“From supporting one of the world’s largest health workforces, to reaching every last child with vaccines, the Global Polio Eradication Initiative is not only moving us closer to a polio-free world, it’s also building essential health infrastructure to address a range of other health needs,” said Dr. Tedros Adhanom Ghebreyesus, director-general of the WHO and chair of the Polio Oversight Board, in a press release issued by the organization. “We are grateful for the generous pledges made today and thank governments, donors, and partners for standing with us. In particular, I would like to thank His Highness Sheikh Mohamed bin Zayed Al Nahyan, Crown Prince of Abu Dhabi for hosting the GPEI pledging moment and for his long-term support for polio eradication.”
This pledge comes at a critical time when polio eradication efforts are challenged with barriers to reaching every child, including inconsistent campaign quality, insecurity, conflict, massive mobile populations, and, in some instances, parental refusal to the vaccine.
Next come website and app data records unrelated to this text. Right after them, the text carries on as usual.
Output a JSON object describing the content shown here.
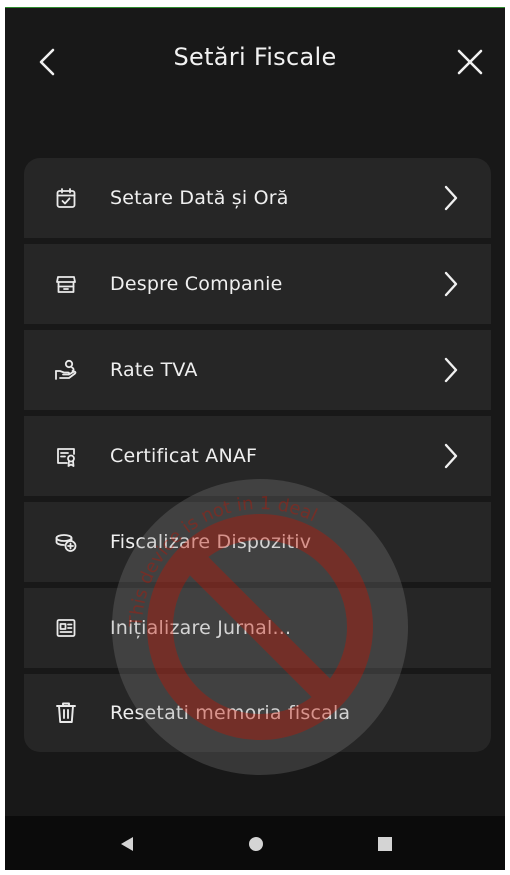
{
  "header": {
    "title": "Setări Fiscale",
    "back_icon": "chevron-left-icon",
    "close_icon": "close-icon"
  },
  "menu": {
    "items": [
      {
        "label": "Setare Dată și Oră",
        "icon": "calendar-check-icon",
        "has_chevron": true
      },
      {
        "label": "Despre Companie",
        "icon": "store-icon",
        "has_chevron": true
      },
      {
        "label": "Rate TVA",
        "icon": "hand-coins-icon",
        "has_chevron": true
      },
      {
        "label": "Certificat ANAF",
        "icon": "certificate-icon",
        "has_chevron": true
      },
      {
        "label": "Fiscalizare Dispozitiv",
        "icon": "coins-stack-icon",
        "has_chevron": false
      },
      {
        "label": "Inițializare Jurnal...",
        "icon": "receipt-id-icon",
        "has_chevron": false
      },
      {
        "label": "Resetati memoria fiscala",
        "icon": "trash-icon",
        "has_chevron": false
      }
    ]
  },
  "watermark": {
    "text": "This device is not in 1 deal"
  },
  "navbar": {
    "back_icon": "nav-back-icon",
    "home_icon": "nav-home-icon",
    "recent_icon": "nav-recent-icon"
  },
  "colors": {
    "background": "#181818",
    "card": "#262626",
    "text": "#efefef",
    "watermark": "#c0392b"
  }
}
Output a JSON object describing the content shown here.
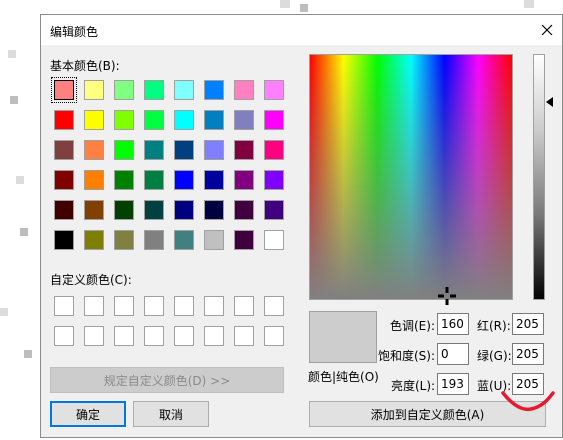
{
  "dialog": {
    "title": "编辑颜色",
    "basic_label": "基本颜色(B):",
    "custom_label": "自定义颜色(C):",
    "define_custom_label": "规定自定义颜色(D) >>",
    "ok_label": "确定",
    "cancel_label": "取消",
    "color_solid_label": "颜色|纯色(O)",
    "add_custom_label": "添加到自定义颜色(A)"
  },
  "basic_colors": [
    [
      "#ff8080",
      "#ffff80",
      "#80ff80",
      "#00ff80",
      "#80ffff",
      "#0080ff",
      "#ff80c0",
      "#ff80ff"
    ],
    [
      "#ff0000",
      "#ffff00",
      "#80ff00",
      "#00ff40",
      "#00ffff",
      "#0080c0",
      "#8080c0",
      "#ff00ff"
    ],
    [
      "#804040",
      "#ff8040",
      "#00ff00",
      "#008080",
      "#004080",
      "#8080ff",
      "#800040",
      "#ff0080"
    ],
    [
      "#800000",
      "#ff8000",
      "#008000",
      "#008040",
      "#0000ff",
      "#0000a0",
      "#800080",
      "#8000ff"
    ],
    [
      "#400000",
      "#804000",
      "#004000",
      "#004040",
      "#000080",
      "#000040",
      "#400040",
      "#400080"
    ],
    [
      "#000000",
      "#808000",
      "#808040",
      "#808080",
      "#408080",
      "#c0c0c0",
      "#400040",
      "#ffffff"
    ]
  ],
  "fields": {
    "hue_label": "色调(E):",
    "hue_value": "160",
    "sat_label": "饱和度(S):",
    "sat_value": "0",
    "lum_label": "亮度(L):",
    "lum_value": "193",
    "red_label": "红(R):",
    "red_value": "205",
    "green_label": "绿(G):",
    "green_value": "205",
    "blue_label": "蓝(U):",
    "blue_value": "205"
  },
  "selected_color": "#cdcdcd"
}
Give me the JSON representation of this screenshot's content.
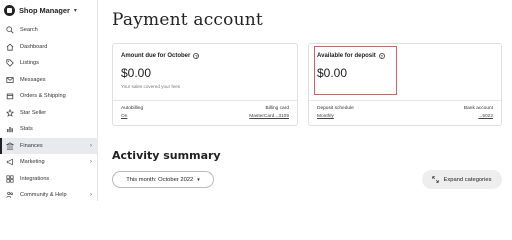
{
  "sidebar": {
    "brand": "Shop Manager",
    "items": [
      {
        "label": "Search",
        "icon": "search-icon",
        "name": "sidebar-item-search"
      },
      {
        "label": "Dashboard",
        "icon": "home-icon",
        "name": "sidebar-item-dashboard"
      },
      {
        "label": "Listings",
        "icon": "tag-icon",
        "name": "sidebar-item-listings"
      },
      {
        "label": "Messages",
        "icon": "mail-icon",
        "name": "sidebar-item-messages"
      },
      {
        "label": "Orders & Shipping",
        "icon": "box-icon",
        "name": "sidebar-item-orders"
      },
      {
        "label": "Star Seller",
        "icon": "star-icon",
        "name": "sidebar-item-star-seller"
      },
      {
        "label": "Stats",
        "icon": "bar-chart-icon",
        "name": "sidebar-item-stats"
      },
      {
        "label": "Finances",
        "icon": "bank-icon",
        "name": "sidebar-item-finances",
        "active": true,
        "has_chevron": true
      },
      {
        "label": "Marketing",
        "icon": "megaphone-icon",
        "name": "sidebar-item-marketing",
        "has_chevron": true
      },
      {
        "label": "Integrations",
        "icon": "grid-icon",
        "name": "sidebar-item-integrations"
      },
      {
        "label": "Community & Help",
        "icon": "people-icon",
        "name": "sidebar-item-community",
        "has_chevron": true
      }
    ]
  },
  "main": {
    "title": "Payment account",
    "cards": {
      "due": {
        "heading": "Amount due for October",
        "amount": "$0.00",
        "note": "Your sales covered your fees",
        "left_label": "Autobilling",
        "left_value": "On",
        "right_label": "Billing card",
        "right_value": "MasterCard...3109"
      },
      "deposit": {
        "heading": "Available for deposit",
        "amount": "$0.00",
        "left_label": "Deposit schedule",
        "left_value": "Monthly",
        "right_label": "Bank account",
        "right_value": "...5022"
      }
    },
    "activity": {
      "title": "Activity summary",
      "period": "This month: October 2022",
      "expand": "Expand categories"
    }
  },
  "colors": {
    "highlight": "#e05a62",
    "active_nav_bg": "#e8eaed"
  }
}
These barriers have led to ongoing transmission of the wild poliovirus in Pakistan and Afghanistan. In addition, low immunity to the virus in parts of Africa and Asia where not all children are vaccinated has resulted in outbreaks of a rare form of the virus. In a bid to overcome these obstacles and protect 450 million children from polio every year, governments and donors announced significant new financial commitments toward the overall $3.27 billion needed to support the Polio Endgame Strategy.
Pledges to the campaign include:
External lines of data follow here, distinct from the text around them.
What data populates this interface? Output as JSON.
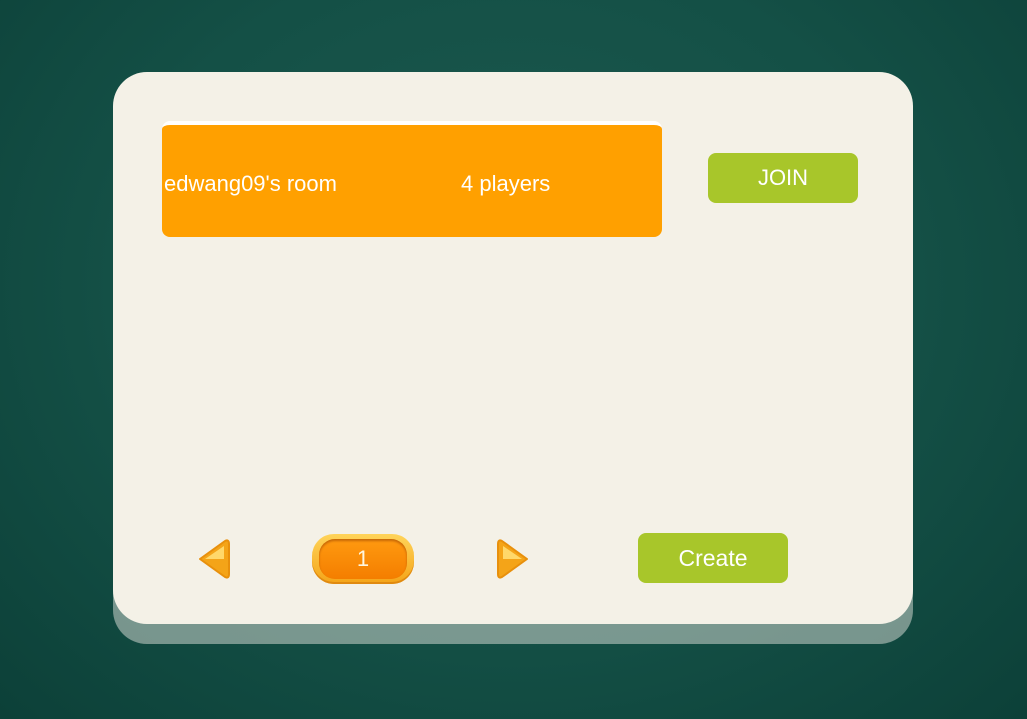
{
  "rooms": [
    {
      "name": "edwang09's room",
      "players": "4 players",
      "join_label": "JOIN"
    }
  ],
  "pagination": {
    "current_page": "1",
    "prev_icon": "triangle-left-icon",
    "next_icon": "triangle-right-icon"
  },
  "actions": {
    "create_label": "Create"
  },
  "colors": {
    "background": "#145046",
    "panel": "#f4f1e7",
    "room_row": "#ffa000",
    "button_green": "#a8c62a",
    "arrow_gold": "#f4b21a"
  }
}
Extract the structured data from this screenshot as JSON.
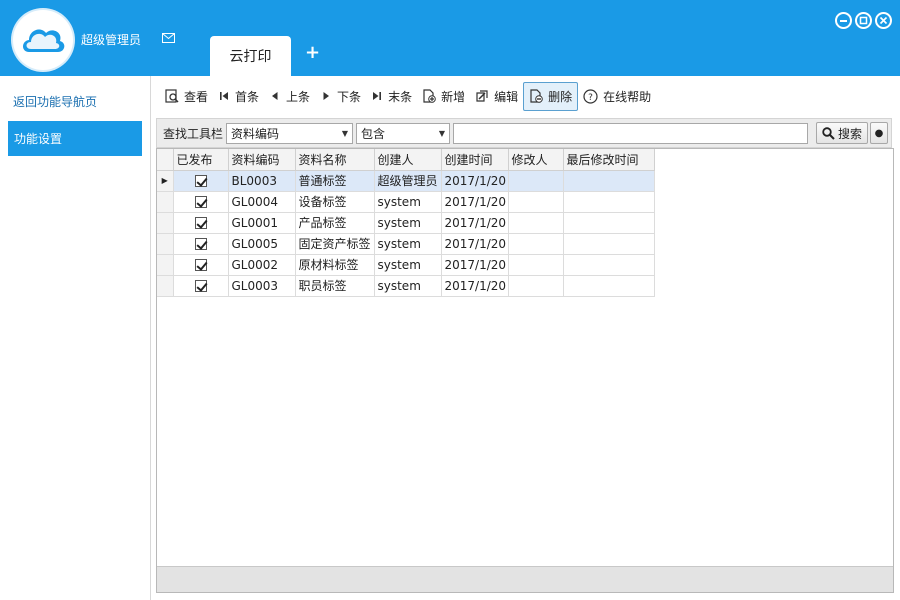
{
  "app": {
    "username": "超级管理员",
    "colors": {
      "primary": "#1a9ae6",
      "selected_row": "#dce8f8"
    }
  },
  "tabs": [
    {
      "label": "云打印",
      "active": true
    }
  ],
  "tab_add_label": "+",
  "sidebar": {
    "back_link": "返回功能导航页",
    "items": [
      {
        "label": "功能设置",
        "active": true
      }
    ]
  },
  "toolbar": {
    "view": "查看",
    "first": "首条",
    "prev": "上条",
    "next": "下条",
    "last": "末条",
    "add": "新增",
    "edit": "编辑",
    "delete": "删除",
    "help": "在线帮助"
  },
  "search": {
    "label": "查找工具栏",
    "field_value": "资料编码",
    "operator_value": "包含",
    "query_value": "",
    "button_label": "搜索"
  },
  "grid": {
    "columns": [
      "已发布",
      "资料编码",
      "资料名称",
      "创建人",
      "创建时间",
      "修改人",
      "最后修改时间"
    ],
    "rows": [
      {
        "published": true,
        "code": "BL0003",
        "name": "普通标签",
        "creator": "超级管理员",
        "created": "2017/1/20",
        "modifier": "",
        "modified": ""
      },
      {
        "published": true,
        "code": "GL0004",
        "name": "设备标签",
        "creator": "system",
        "created": "2017/1/20",
        "modifier": "",
        "modified": ""
      },
      {
        "published": true,
        "code": "GL0001",
        "name": "产品标签",
        "creator": "system",
        "created": "2017/1/20",
        "modifier": "",
        "modified": ""
      },
      {
        "published": true,
        "code": "GL0005",
        "name": "固定资产标签",
        "creator": "system",
        "created": "2017/1/20",
        "modifier": "",
        "modified": ""
      },
      {
        "published": true,
        "code": "GL0002",
        "name": "原材料标签",
        "creator": "system",
        "created": "2017/1/20",
        "modifier": "",
        "modified": ""
      },
      {
        "published": true,
        "code": "GL0003",
        "name": "职员标签",
        "creator": "system",
        "created": "2017/1/20",
        "modifier": "",
        "modified": ""
      }
    ]
  }
}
Meanwhile, pledges from GPEI partners include $1.08 billion from the Bill & Melinda Gates Foundation and $150 million from Rotary International. Pledges from philanthropic organizations include $50 million from Bloomberg Philanthropies, $25 million from Dalio Philanthropies, $15 million from the Tahir Foundation, $6.4 million from the United Nations Foundation, $2 million from Alwaleed Philanthropies, $1 million from the Charina Endowment Fund, and $1 million from Ningxia Yanbao Charity Foundation.
From the private sector, pledges include $1 million from Ahmed Al Abdulla Group, $1 million from Al Ansari Exchange, and $340,000 from Kasta Technologies. In addition, earlier in November 2019, the United Kingdom announced it would contribute up to $514.8 million to the GPEI.
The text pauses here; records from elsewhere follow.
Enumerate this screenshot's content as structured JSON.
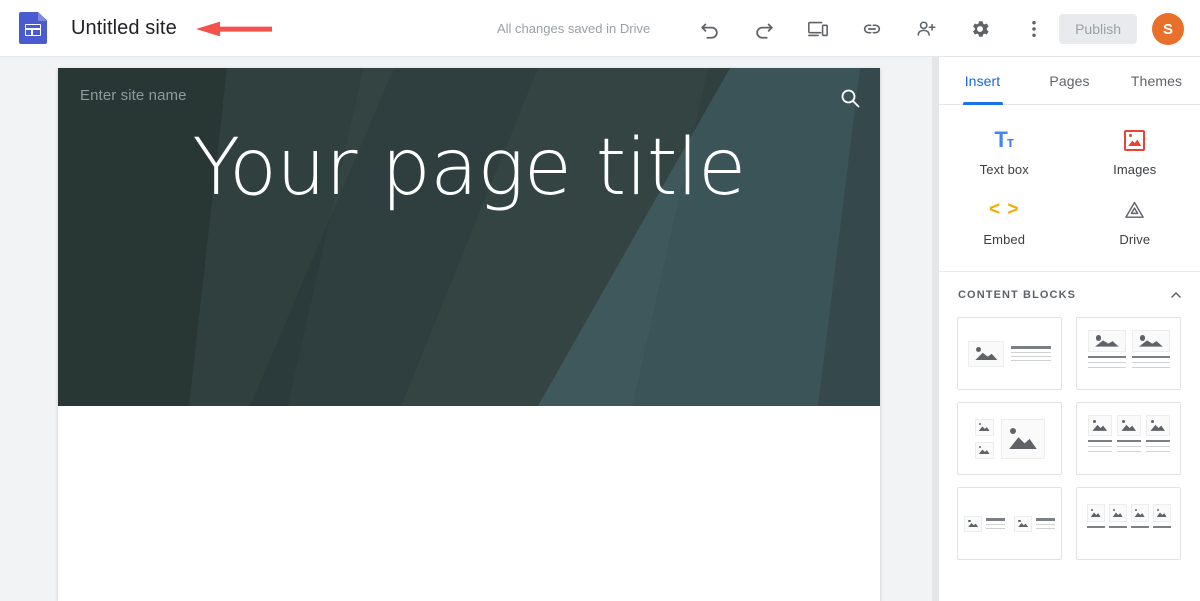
{
  "topbar": {
    "logo_icon": "google-sites-logo",
    "site_title": "Untitled site",
    "save_status": "All changes saved in Drive",
    "tools": [
      {
        "name": "undo-button",
        "icon": "undo-icon"
      },
      {
        "name": "redo-button",
        "icon": "redo-icon"
      },
      {
        "name": "preview-button",
        "icon": "devices-preview-icon"
      },
      {
        "name": "copy-link-button",
        "icon": "link-icon"
      },
      {
        "name": "share-button",
        "icon": "person-add-icon"
      },
      {
        "name": "settings-button",
        "icon": "gear-icon"
      },
      {
        "name": "more-options-button",
        "icon": "more-vert-icon"
      }
    ],
    "publish_label": "Publish",
    "avatar_initial": "S"
  },
  "annotation": {
    "arrow_color": "#f4534d",
    "points_to": "site-title"
  },
  "canvas": {
    "banner": {
      "site_name_placeholder": "Enter site name",
      "search_icon": "search-icon",
      "page_title": "Your page title",
      "background_color": "#30403f",
      "accent_color": "#3b5458"
    }
  },
  "panel": {
    "tabs": [
      {
        "label": "Insert",
        "active": true
      },
      {
        "label": "Pages",
        "active": false
      },
      {
        "label": "Themes",
        "active": false
      }
    ],
    "active_tab_color": "#1a73e8",
    "insert_items": [
      {
        "label": "Text box",
        "icon": "text-box-icon",
        "color": "#4285f4"
      },
      {
        "label": "Images",
        "icon": "images-icon",
        "color": "#ea4335"
      },
      {
        "label": "Embed",
        "icon": "embed-code-icon",
        "color": "#f9ab00"
      },
      {
        "label": "Drive",
        "icon": "google-drive-icon",
        "color": "#5f6368"
      }
    ],
    "content_blocks": {
      "title": "CONTENT BLOCKS",
      "collapse_icon": "chevron-up-icon",
      "layouts": [
        "image-left-text-right",
        "two-images-with-captions",
        "two-small-images-one-large",
        "three-images-with-captions",
        "two-inline-image-text-pairs",
        "four-images-row"
      ]
    }
  }
}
“We are proud to host the GPEI pledging moment in Abu Dhabi and thank all the attendees for their continued commitment to the eradication of polio,” said Her Excellency Reem Al Hashimy, United Arab Emirates cabinet member and minister of State for International Cooperation, in the press release. “Since launching in 2014, the Emirates Polio Campaign has delivered more than 430 million polio vaccines in some of the most remote areas of Pakistan. We remain firm in our mission to reach every last child and believe together we can consign polio to the pages of history.”
In addition to overcoming barriers to reach every child, this funding will ensure that the resources and infrastructure built by the GPEI can support other health needs today and in the future. Polio workers deliver Vitamin A supplements, provide other vaccines (e.g., measles and yellow fever), counsel new mothers on breastfeeding, and strengthen disease surveillance systems to anticipate and respond to outbreaks. Further, as part of the GPEI’s commitment to advance gender equality and women’s empowerment, the alliance is also working to ensure equal participation of women at all levels of the program.